    This variety, being chosen by selection methods from the population of the hybrid natural species of Paeonia x kayae, is deep pink – white variegated in colour, has single layered blooms, lightly scented and early bloomer. Blooms in the first week of April. Its tri-segmented oval green leaves and fruit that crack open in autumn are also quite decorative. Produces quite a lot of seeds, and, therefore, in addition to being able to be propagated by seeding, it can also be produced by separation and tissue culture. When produced by separation, if blooms are expected of each piece of tuber root within the year, the tuber roots must contain at least 3 offshoot eyes. The separation process can be realised every 3 to 4 years.

    Tombak [‘Iranian Goblet Drum’]

    Blooms in the first week of May. Its segmented green leaves are also decorative. Its blooms are sterile in structure, and, having been observed to very rarely show a tendency to bear fruit, its production by seeding is not economically feasible. Instead, it is produced by root separation and tissue culture. When propagated by root separation, if blooms are expected of each piece of tuber root within the year, a tuber root must contain at least 3 offshoot eyes. The separation process can be realised every 3 to 4 years.

    • Author
      khurtekant 1 year ago

      Your previous translation was deleted as requested. The translation is good I think, thank you. It describes four of the varieties that have been introduced. Three of them hybrids with P. peregrina (what the other species or plants are is not being told, but the ‘segmented‘ leaves surely come from P. peregrina) and one selection from P. x kayae.

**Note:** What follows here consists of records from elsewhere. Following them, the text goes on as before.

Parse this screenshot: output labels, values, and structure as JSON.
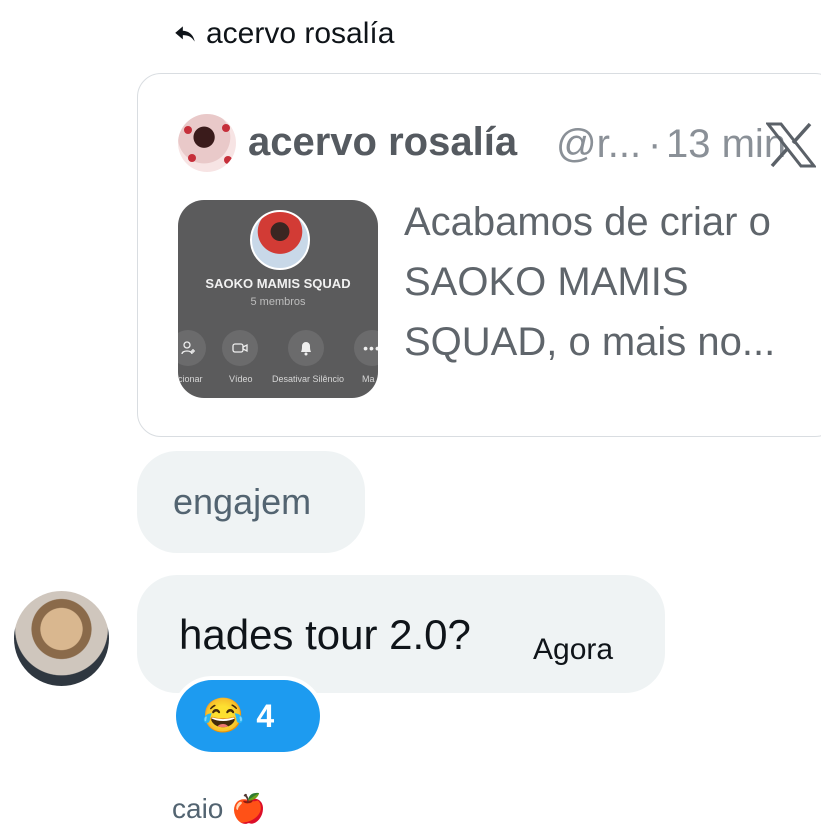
{
  "reply_context": {
    "label": "acervo rosalía"
  },
  "quoted_post": {
    "display_name": "acervo rosalía",
    "handle": "@r...",
    "separator": "·",
    "time": "13 min",
    "text": "Acabamos de criar o SAOKO MAMIS SQUAD, o mais no...",
    "thumbnail": {
      "group_name": "SAOKO MAMIS SQUAD",
      "members": "5 membros",
      "actions": [
        {
          "label": "icionar",
          "icon": "add-person-icon"
        },
        {
          "label": "Vídeo",
          "icon": "video-icon"
        },
        {
          "label": "Desativar Silêncio",
          "icon": "bell-icon"
        },
        {
          "label": "Ma",
          "icon": "more-icon"
        }
      ]
    }
  },
  "messages": [
    {
      "text": "engajem"
    },
    {
      "text": "hades tour 2.0?",
      "timestamp": "Agora"
    }
  ],
  "reaction": {
    "emoji": "😂",
    "count": "4",
    "color": "#1d9bf0"
  },
  "footer_sender": "caio 🍎"
}
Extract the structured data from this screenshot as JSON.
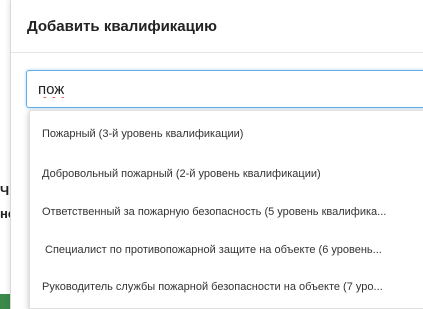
{
  "modal": {
    "title": "Добавить квалификацию"
  },
  "search": {
    "value": "пож"
  },
  "dropdown": {
    "options": [
      "Пожарный (3-й уровень квалификации)",
      "Добровольный пожарный (2-й уровень квалификации)",
      "Ответственный за пожарную безопасность (5 уровень квалифика...",
      "Специалист по противопожарной защите на объекте (6 уровень...",
      "Руководитель службы пожарной безопасности на объекте (7 уро..."
    ]
  },
  "background": {
    "fragment_1": "Ч",
    "fragment_2": "не"
  },
  "colors": {
    "focus_border": "#66afe9",
    "button_green": "#3b8a4a",
    "spellcheck_red": "#e03030"
  }
}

There are more varieties by now, but I singled out these two in the text simply because they had the clearest photographs. The descriptions are rather short, they describe the flower and flowering time, but length, floriferousness, sturdiness and so on are missing. Remarkably they also say ‘production by seedlings is not economically viable’ because the more double varieties hardly give any seed. I’m quite sure they must know that cultivars don’t come true from seed anyway, so even with lots of seeds it would not have been an option. P. kayae might be an option to multiply through seeds, if they are selfed you’ll still end up with the same species, but again: not the same cultivar plant, thus the resulting seedlings might as well be much more white or pink, be smaller or taller etcetera… I do wonder whether some growers already have these in their fields for either cut flowers or to sell as garden plants. The few images or information I can find from Turkish growers always show the standard lactiflora varieties which are grown all over the world.

  2. GUPSE 1 year ago

    I don’t know whether to laugh or cry with joy.
    Thank you very, very much!

Leave a reply

2023, The Peony Society - https://www.peonysociety.eu

Log in with your credentials

or    

Forgot your details?

Create Account